Instead of being angry at glaring inequalities, Visser said she was grateful, realizing how lucky she was to be doing things like covering the Olympics, for example. She even thinks the disparities she had to deal with helped make her a better writer—she had to go get a story, chasing words with hunger, and not just stick a mic in someone’s face.

Rather than being bitter about judgements and remarks from others (specifically the bias of the players she was writing about), she combatted them with humor. She laughs at how weird she must have looked to players, some of whom would quickly sign an autograph on her notepad before she could explain who she was. Others, probably hyped up on post-workout and definitely hyped up on testosterone, hit on her.

“I would say, ‘Now, your mother didn’t teach you to talk like that,’” Visser said.

Visser’s appreciation for sports runs deep. She dresses up as Celtics’ Sam Jones every year for Halloween to this day, no matter where she lives.

“Sam still calls me before Halloween and says ‘please Lesley, you’re 65 years old,’ and I say ‘too bad!’” Visser said.

She is impressed with the courage it takes to put it all out there and has respect for anyone who takes the court in any sport because their skin is made translucent by probing lights, and faults enhanced under the glare of spectators. On the court, everyone can see an athlete for who they are—playing a sport is opting for scrutiny, to be put under the strongest microscope or the most accurate lie-detector.

“There are a lot of jobs you can hide behind the desk, or behind a piece of paper,” Visser said. “But in sports nobody cares who your father is or how much money your mother has. You either hit the jumper or you don’t. You can have all the money in the world but that doesn’t mean you make the team.”

When describing what she finds most impressive about Visser, Smith pointed again to the fairness and grace with which she upholds herself. She is able to navigate the locker rooms of losing teams, and fiery situations with coaches. Because she was given chances in her life, she makes it her priority to give everyone a chance to tell their story.
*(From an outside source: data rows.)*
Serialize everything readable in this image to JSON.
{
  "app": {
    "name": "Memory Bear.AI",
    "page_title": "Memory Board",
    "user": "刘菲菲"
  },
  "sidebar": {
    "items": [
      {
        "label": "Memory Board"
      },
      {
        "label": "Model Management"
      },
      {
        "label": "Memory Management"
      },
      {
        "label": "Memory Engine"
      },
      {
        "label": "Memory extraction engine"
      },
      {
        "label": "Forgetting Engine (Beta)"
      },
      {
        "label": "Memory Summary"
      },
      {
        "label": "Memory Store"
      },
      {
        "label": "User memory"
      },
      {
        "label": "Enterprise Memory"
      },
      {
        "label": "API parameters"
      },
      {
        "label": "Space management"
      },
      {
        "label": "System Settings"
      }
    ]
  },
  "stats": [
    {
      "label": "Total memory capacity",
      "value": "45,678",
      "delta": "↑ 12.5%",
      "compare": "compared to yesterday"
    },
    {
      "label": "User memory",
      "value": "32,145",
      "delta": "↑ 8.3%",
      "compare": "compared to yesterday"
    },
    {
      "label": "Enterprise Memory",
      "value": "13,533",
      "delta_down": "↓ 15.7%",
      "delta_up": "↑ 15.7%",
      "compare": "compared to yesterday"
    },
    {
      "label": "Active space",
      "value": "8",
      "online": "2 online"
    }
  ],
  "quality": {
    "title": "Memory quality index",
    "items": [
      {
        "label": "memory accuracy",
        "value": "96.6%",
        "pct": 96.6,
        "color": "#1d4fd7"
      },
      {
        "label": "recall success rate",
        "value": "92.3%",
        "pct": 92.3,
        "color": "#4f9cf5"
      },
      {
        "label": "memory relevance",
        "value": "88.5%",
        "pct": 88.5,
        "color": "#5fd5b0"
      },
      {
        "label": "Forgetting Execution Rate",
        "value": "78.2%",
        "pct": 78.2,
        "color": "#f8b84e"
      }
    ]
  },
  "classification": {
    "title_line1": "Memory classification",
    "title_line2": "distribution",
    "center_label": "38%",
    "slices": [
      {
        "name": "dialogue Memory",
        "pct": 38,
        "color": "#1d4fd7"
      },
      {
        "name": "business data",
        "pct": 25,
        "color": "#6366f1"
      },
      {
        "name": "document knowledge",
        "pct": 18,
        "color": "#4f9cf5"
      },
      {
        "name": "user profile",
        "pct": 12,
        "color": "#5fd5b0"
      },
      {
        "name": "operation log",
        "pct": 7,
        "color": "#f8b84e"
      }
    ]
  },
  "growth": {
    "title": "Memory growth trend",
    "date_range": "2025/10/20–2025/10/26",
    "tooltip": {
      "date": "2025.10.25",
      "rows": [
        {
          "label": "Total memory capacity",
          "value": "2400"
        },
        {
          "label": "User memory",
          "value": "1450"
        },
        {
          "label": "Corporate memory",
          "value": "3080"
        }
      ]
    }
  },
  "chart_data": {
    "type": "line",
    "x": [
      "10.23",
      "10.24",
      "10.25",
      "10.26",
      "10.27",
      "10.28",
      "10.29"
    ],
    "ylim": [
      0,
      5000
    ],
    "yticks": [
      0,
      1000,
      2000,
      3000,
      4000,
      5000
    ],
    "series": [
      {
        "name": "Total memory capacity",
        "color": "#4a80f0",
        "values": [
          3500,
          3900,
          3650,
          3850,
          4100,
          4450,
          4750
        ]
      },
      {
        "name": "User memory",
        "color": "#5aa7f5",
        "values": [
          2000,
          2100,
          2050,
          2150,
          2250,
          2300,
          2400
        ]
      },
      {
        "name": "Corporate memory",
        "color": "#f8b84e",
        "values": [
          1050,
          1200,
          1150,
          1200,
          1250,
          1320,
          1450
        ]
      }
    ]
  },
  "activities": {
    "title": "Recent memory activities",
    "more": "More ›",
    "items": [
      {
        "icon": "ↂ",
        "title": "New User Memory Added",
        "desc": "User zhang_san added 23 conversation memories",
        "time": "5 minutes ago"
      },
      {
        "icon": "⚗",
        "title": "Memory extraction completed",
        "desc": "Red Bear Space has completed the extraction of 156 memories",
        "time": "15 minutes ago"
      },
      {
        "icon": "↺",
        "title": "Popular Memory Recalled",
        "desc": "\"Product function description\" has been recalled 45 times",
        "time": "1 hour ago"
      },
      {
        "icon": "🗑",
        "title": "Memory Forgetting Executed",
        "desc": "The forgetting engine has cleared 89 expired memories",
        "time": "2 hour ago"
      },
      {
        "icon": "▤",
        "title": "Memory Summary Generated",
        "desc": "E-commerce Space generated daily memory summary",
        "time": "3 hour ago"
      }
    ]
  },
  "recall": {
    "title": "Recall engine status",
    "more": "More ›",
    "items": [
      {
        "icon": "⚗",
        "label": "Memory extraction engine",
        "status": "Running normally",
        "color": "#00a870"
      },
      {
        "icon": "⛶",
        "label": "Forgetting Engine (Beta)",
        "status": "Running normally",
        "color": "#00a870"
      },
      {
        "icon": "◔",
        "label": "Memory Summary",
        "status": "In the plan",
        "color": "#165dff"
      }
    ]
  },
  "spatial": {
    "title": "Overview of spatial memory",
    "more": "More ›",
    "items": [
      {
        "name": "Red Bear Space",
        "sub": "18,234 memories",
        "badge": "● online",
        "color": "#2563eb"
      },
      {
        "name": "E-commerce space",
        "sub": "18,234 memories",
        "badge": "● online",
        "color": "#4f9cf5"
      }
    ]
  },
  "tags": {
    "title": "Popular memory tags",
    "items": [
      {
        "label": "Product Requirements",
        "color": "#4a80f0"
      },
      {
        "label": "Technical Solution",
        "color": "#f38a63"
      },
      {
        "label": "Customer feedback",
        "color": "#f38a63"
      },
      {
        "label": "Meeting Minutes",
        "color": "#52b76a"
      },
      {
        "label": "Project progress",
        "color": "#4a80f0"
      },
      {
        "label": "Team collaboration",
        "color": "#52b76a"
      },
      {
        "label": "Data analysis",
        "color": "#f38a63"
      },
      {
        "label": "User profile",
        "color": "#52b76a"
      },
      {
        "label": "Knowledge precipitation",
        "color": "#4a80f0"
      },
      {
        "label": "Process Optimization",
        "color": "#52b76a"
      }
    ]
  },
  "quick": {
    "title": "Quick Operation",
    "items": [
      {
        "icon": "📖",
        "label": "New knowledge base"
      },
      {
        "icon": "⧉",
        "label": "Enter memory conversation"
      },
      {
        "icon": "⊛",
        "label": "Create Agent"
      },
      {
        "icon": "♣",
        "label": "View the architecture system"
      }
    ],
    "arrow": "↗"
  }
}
Sports are the business of underdogs—the only “even playing fields” in this world are even playing fields. So, Visser the underdog made her career writing about what she knows.

“My favorite day of the year is the semis of the Final Four,” Visser said. “Because everyone has a chance.”

Photo courtesy of Lesley Visser

February 25, 2018